EXERCISE DETAILS → Show each line of the records below where the word "title" occurs.

SUPPLIED ENTRIES →
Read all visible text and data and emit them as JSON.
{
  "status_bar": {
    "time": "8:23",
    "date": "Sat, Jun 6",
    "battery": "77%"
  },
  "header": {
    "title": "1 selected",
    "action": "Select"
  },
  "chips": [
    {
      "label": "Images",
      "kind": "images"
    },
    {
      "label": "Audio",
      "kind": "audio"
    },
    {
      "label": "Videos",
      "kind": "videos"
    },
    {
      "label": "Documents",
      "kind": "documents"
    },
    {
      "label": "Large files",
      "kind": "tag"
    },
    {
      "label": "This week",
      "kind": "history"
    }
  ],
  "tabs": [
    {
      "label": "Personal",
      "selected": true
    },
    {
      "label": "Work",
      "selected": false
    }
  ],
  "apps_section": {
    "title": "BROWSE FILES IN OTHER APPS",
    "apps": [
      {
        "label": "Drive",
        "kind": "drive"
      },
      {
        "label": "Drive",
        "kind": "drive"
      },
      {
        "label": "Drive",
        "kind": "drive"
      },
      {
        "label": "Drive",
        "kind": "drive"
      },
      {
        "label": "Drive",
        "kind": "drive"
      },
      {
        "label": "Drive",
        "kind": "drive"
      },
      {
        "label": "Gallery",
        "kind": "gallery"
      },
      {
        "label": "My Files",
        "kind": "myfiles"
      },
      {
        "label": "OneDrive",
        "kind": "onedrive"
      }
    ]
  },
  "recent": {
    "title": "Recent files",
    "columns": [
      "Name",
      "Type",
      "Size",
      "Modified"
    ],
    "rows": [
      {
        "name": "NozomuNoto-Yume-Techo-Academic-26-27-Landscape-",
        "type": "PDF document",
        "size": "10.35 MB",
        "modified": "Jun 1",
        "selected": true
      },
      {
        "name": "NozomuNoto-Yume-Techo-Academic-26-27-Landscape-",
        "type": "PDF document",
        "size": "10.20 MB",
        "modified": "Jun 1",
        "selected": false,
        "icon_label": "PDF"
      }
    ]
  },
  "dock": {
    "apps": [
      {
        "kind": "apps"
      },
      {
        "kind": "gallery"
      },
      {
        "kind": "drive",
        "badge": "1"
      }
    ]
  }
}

ANSWER SPACE →
    "title": "1 selected",
    "title": "BROWSE FILES IN OTHER APPS",
    "title": "Recent files",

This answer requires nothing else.